Diversification in your supply chain can reduce risk as well. One panelist discovered that while she sourced from 10 different overseas factories, they all consolidated their shipments into one ship, a risky strategy. Additionally, port closures and other bottlenecks can cause a wave of delays. If west coast ports fail, do you have experience and knowledge of other ports, like the port of New Orleans?
5. Stay on top of regulations: TPP and beyond
Travel goods, footwear, and apparel will all go duty-free under TPP, but on different schedules. You also need to continue to be careful about rule of origin and other peculiarities. US regime change will also affect the TPP, as President Obama is unlikely to get everything passed in his remaining time in office. For now, identify priorities, seek clarification on certain parts of the agreements, and identify compliance of your factories and suppliers.

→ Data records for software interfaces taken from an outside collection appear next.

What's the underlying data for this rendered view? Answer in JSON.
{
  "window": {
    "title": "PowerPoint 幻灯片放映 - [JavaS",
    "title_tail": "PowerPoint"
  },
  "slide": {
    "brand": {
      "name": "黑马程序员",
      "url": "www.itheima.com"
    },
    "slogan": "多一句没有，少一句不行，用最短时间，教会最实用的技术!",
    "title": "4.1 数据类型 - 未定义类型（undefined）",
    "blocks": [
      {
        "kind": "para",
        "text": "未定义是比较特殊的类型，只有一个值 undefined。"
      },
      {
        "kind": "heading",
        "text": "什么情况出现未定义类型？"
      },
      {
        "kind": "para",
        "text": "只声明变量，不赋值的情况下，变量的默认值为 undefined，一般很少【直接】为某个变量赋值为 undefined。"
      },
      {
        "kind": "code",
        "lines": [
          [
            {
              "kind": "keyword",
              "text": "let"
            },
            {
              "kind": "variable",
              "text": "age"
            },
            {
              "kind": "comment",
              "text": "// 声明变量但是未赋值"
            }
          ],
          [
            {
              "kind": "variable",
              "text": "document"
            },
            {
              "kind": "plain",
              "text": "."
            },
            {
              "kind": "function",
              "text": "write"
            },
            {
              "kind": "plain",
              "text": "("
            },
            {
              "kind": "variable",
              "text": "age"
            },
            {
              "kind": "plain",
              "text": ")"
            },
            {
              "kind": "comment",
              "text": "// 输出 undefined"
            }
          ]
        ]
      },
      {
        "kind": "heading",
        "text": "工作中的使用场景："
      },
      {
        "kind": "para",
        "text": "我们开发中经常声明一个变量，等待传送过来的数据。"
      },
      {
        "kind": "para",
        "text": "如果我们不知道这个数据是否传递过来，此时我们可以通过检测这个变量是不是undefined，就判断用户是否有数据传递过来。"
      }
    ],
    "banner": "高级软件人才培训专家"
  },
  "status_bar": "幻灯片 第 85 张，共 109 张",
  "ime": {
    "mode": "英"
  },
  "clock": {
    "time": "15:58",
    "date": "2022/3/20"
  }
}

There are other deals on the table as well: The Generalized System of Preferences (GSP) will soon diversify sourcing of travel goods from 120+ developing countries and significantly reduce duty costs.
The apparel and footwear industry faces many pressing challenges in the years ahead, but as last week’s conference reminded us, innovation is key to success. We’re glad we were able to support such a great forum for brand leaders to share the ways they plan to innovate!
Amber Road also sponsored the Welcome Reception for the conference at the famous ACME Oyster House in the historic French Quarter of New Orleans. Check out our Facebook album from the event!
AAFA has made the conference slides available to all AAFA members at this link. If you’d like to learn more about some of the biggest trends in sourcing, download Supply Chain Digest’s new benchmark report: 2016 Global Sourcing & Trade Management.